### Exercise aim
From the first line to the last, retype the records exactly without their images.

Data for this exercise Block Start

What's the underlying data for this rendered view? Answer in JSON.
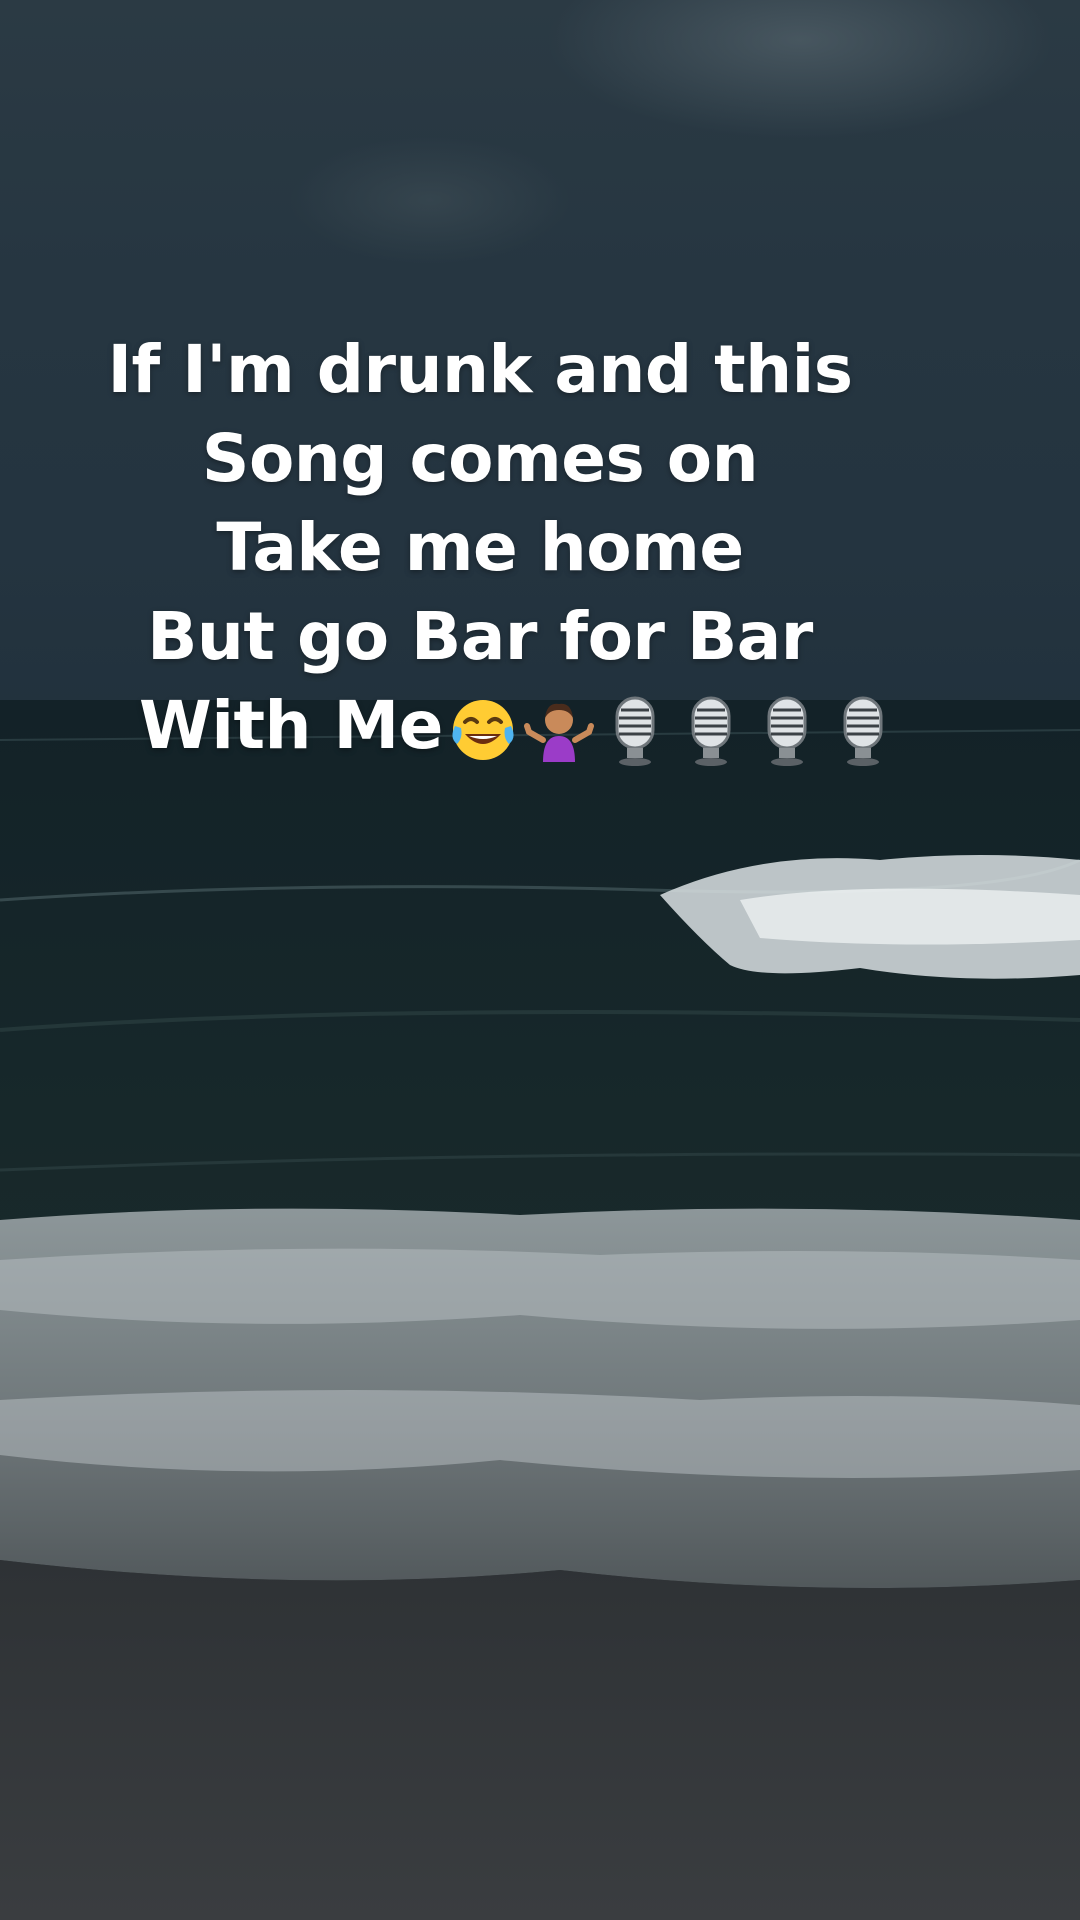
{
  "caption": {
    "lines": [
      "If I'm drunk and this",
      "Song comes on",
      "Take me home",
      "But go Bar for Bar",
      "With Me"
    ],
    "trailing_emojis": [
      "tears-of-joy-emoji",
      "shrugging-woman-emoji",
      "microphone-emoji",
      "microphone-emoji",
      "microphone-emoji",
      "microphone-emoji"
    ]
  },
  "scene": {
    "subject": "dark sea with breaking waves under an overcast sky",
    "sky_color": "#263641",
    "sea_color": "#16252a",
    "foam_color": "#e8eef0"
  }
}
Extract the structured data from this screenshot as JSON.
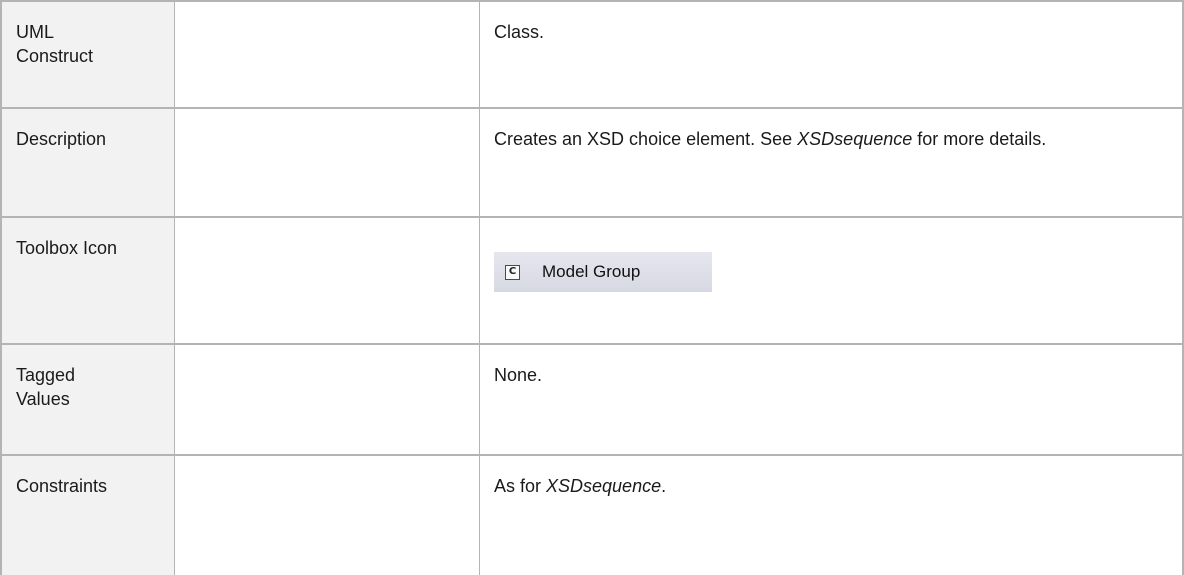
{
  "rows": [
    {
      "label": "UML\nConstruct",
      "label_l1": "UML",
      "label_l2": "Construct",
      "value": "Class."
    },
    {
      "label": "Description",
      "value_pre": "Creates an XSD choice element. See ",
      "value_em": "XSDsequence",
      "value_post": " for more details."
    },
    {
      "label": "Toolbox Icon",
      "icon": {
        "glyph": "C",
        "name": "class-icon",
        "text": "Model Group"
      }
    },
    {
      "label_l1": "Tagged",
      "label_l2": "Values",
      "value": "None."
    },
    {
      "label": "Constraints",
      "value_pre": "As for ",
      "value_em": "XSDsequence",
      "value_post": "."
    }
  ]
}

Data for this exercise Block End

### Written solution
What's the underlying data for this rendered view? Answer in JSON.
{
  "caption": {
    "lines": [
      "If I'm drunk and this",
      "Song comes on",
      "Take me home",
      "But go Bar for Bar",
      "With Me"
    ],
    "trailing_emojis": [
      "tears-of-joy-emoji",
      "shrugging-woman-emoji",
      "microphone-emoji",
      "microphone-emoji",
      "microphone-emoji",
      "microphone-emoji"
    ]
  },
  "scene": {
    "subject": "dark sea with breaking waves under an overcast sky",
    "sky_color": "#263641",
    "sea_color": "#16252a",
    "foam_color": "#e8eef0"
  }
}
Extract the structured data from this screenshot as JSON.
{
  "rows": [
    {
      "label": "UML\nConstruct",
      "label_l1": "UML",
      "label_l2": "Construct",
      "value": "Class."
    },
    {
      "label": "Description",
      "value_pre": "Creates an XSD choice element. See ",
      "value_em": "XSDsequence",
      "value_post": " for more details."
    },
    {
      "label": "Toolbox Icon",
      "icon": {
        "glyph": "C",
        "name": "class-icon",
        "text": "Model Group"
      }
    },
    {
      "label_l1": "Tagged",
      "label_l2": "Values",
      "value": "None."
    },
    {
      "label": "Constraints",
      "value_pre": "As for ",
      "value_em": "XSDsequence",
      "value_post": "."
    }
  ]
}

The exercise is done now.